# TASK OBJECTIVE
Every entry must be duplicated word for word.

DATASET RECORDS START

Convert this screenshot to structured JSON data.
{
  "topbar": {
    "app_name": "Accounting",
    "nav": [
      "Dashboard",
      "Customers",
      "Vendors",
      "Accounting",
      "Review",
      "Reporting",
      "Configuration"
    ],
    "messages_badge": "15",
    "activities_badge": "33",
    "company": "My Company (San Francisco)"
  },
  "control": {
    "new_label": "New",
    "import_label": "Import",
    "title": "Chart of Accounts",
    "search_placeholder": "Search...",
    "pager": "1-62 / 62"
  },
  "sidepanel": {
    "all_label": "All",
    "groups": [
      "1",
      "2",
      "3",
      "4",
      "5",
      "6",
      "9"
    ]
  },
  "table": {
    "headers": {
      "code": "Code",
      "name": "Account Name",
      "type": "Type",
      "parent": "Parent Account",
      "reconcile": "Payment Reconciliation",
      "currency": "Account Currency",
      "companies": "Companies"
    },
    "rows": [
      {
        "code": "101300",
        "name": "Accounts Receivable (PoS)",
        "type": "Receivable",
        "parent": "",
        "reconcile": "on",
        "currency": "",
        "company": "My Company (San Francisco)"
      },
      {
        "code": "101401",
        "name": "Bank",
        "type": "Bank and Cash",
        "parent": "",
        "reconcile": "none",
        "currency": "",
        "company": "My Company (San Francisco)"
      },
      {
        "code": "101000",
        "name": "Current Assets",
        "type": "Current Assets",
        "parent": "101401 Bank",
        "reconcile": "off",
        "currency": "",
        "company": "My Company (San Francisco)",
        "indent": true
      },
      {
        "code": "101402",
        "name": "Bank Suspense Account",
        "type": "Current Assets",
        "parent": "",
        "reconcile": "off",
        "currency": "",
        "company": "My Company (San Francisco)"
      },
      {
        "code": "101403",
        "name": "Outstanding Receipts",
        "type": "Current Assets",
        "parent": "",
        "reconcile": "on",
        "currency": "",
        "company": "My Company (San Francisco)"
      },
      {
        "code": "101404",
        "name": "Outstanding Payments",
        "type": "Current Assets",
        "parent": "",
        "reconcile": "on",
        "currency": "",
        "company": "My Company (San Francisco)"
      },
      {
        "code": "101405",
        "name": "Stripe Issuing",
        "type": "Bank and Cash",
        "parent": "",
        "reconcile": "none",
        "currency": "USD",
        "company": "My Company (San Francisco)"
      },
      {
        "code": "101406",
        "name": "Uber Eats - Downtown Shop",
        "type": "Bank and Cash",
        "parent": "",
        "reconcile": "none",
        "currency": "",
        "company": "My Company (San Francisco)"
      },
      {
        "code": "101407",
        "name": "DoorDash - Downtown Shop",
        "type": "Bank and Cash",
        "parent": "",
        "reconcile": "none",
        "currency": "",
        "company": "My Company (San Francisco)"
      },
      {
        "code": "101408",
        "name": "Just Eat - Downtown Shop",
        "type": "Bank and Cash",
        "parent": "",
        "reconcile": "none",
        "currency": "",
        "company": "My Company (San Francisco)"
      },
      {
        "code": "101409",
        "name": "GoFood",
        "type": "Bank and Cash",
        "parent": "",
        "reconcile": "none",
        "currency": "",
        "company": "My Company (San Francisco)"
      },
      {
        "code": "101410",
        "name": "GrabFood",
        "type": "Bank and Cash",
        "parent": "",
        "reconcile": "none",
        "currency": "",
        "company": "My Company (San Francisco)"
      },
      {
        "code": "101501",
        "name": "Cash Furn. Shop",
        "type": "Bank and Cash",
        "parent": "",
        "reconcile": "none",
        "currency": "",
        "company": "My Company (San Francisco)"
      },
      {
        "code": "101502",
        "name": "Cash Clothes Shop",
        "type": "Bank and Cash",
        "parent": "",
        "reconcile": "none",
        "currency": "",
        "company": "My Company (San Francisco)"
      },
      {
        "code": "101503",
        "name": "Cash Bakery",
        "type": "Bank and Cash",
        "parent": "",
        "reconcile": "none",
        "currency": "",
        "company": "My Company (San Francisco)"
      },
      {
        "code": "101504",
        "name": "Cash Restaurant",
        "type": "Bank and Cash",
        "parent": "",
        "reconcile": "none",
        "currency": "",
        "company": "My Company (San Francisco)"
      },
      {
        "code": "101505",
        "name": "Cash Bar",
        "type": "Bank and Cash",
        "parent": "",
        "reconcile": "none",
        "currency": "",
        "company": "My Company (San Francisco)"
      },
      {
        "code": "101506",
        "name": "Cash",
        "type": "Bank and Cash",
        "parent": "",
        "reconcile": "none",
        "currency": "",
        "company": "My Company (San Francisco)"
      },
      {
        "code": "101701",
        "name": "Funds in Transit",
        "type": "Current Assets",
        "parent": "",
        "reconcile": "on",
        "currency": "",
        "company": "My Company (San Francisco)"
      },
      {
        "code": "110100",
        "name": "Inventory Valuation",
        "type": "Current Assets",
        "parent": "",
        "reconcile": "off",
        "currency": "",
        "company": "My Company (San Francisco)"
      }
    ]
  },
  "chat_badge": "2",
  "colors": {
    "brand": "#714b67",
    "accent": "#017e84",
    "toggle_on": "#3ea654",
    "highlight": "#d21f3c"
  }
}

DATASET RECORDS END

# PROBLEM SOLUTION
Convert this screenshot to structured JSON data.
{
  "topbar": {
    "app_name": "Accounting",
    "nav": [
      "Dashboard",
      "Customers",
      "Vendors",
      "Accounting",
      "Review",
      "Reporting",
      "Configuration"
    ],
    "messages_badge": "15",
    "activities_badge": "33",
    "company": "My Company (San Francisco)"
  },
  "control": {
    "new_label": "New",
    "import_label": "Import",
    "title": "Chart of Accounts",
    "search_placeholder": "Search...",
    "pager": "1-62 / 62"
  },
  "sidepanel": {
    "all_label": "All",
    "groups": [
      "1",
      "2",
      "3",
      "4",
      "5",
      "6",
      "9"
    ]
  },
  "table": {
    "headers": {
      "code": "Code",
      "name": "Account Name",
      "type": "Type",
      "parent": "Parent Account",
      "reconcile": "Payment Reconciliation",
      "currency": "Account Currency",
      "companies": "Companies"
    },
    "rows": [
      {
        "code": "101300",
        "name": "Accounts Receivable (PoS)",
        "type": "Receivable",
        "parent": "",
        "reconcile": "on",
        "currency": "",
        "company": "My Company (San Francisco)"
      },
      {
        "code": "101401",
        "name": "Bank",
        "type": "Bank and Cash",
        "parent": "",
        "reconcile": "none",
        "currency": "",
        "company": "My Company (San Francisco)"
      },
      {
        "code": "101000",
        "name": "Current Assets",
        "type": "Current Assets",
        "parent": "101401 Bank",
        "reconcile": "off",
        "currency": "",
        "company": "My Company (San Francisco)",
        "indent": true
      },
      {
        "code": "101402",
        "name": "Bank Suspense Account",
        "type": "Current Assets",
        "parent": "",
        "reconcile": "off",
        "currency": "",
        "company": "My Company (San Francisco)"
      },
      {
        "code": "101403",
        "name": "Outstanding Receipts",
        "type": "Current Assets",
        "parent": "",
        "reconcile": "on",
        "currency": "",
        "company": "My Company (San Francisco)"
      },
      {
        "code": "101404",
        "name": "Outstanding Payments",
        "type": "Current Assets",
        "parent": "",
        "reconcile": "on",
        "currency": "",
        "company": "My Company (San Francisco)"
      },
      {
        "code": "101405",
        "name": "Stripe Issuing",
        "type": "Bank and Cash",
        "parent": "",
        "reconcile": "none",
        "currency": "USD",
        "company": "My Company (San Francisco)"
      },
      {
        "code": "101406",
        "name": "Uber Eats - Downtown Shop",
        "type": "Bank and Cash",
        "parent": "",
        "reconcile": "none",
        "currency": "",
        "company": "My Company (San Francisco)"
      },
      {
        "code": "101407",
        "name": "DoorDash - Downtown Shop",
        "type": "Bank and Cash",
        "parent": "",
        "reconcile": "none",
        "currency": "",
        "company": "My Company (San Francisco)"
      },
      {
        "code": "101408",
        "name": "Just Eat - Downtown Shop",
        "type": "Bank and Cash",
        "parent": "",
        "reconcile": "none",
        "currency": "",
        "company": "My Company (San Francisco)"
      },
      {
        "code": "101409",
        "name": "GoFood",
        "type": "Bank and Cash",
        "parent": "",
        "reconcile": "none",
        "currency": "",
        "company": "My Company (San Francisco)"
      },
      {
        "code": "101410",
        "name": "GrabFood",
        "type": "Bank and Cash",
        "parent": "",
        "reconcile": "none",
        "currency": "",
        "company": "My Company (San Francisco)"
      },
      {
        "code": "101501",
        "name": "Cash Furn. Shop",
        "type": "Bank and Cash",
        "parent": "",
        "reconcile": "none",
        "currency": "",
        "company": "My Company (San Francisco)"
      },
      {
        "code": "101502",
        "name": "Cash Clothes Shop",
        "type": "Bank and Cash",
        "parent": "",
        "reconcile": "none",
        "currency": "",
        "company": "My Company (San Francisco)"
      },
      {
        "code": "101503",
        "name": "Cash Bakery",
        "type": "Bank and Cash",
        "parent": "",
        "reconcile": "none",
        "currency": "",
        "company": "My Company (San Francisco)"
      },
      {
        "code": "101504",
        "name": "Cash Restaurant",
        "type": "Bank and Cash",
        "parent": "",
        "reconcile": "none",
        "currency": "",
        "company": "My Company (San Francisco)"
      },
      {
        "code": "101505",
        "name": "Cash Bar",
        "type": "Bank and Cash",
        "parent": "",
        "reconcile": "none",
        "currency": "",
        "company": "My Company (San Francisco)"
      },
      {
        "code": "101506",
        "name": "Cash",
        "type": "Bank and Cash",
        "parent": "",
        "reconcile": "none",
        "currency": "",
        "company": "My Company (San Francisco)"
      },
      {
        "code": "101701",
        "name": "Funds in Transit",
        "type": "Current Assets",
        "parent": "",
        "reconcile": "on",
        "currency": "",
        "company": "My Company (San Francisco)"
      },
      {
        "code": "110100",
        "name": "Inventory Valuation",
        "type": "Current Assets",
        "parent": "",
        "reconcile": "off",
        "currency": "",
        "company": "My Company (San Francisco)"
      }
    ]
  },
  "chat_badge": "2",
  "colors": {
    "brand": "#714b67",
    "accent": "#017e84",
    "toggle_on": "#3ea654",
    "highlight": "#d21f3c"
  }
}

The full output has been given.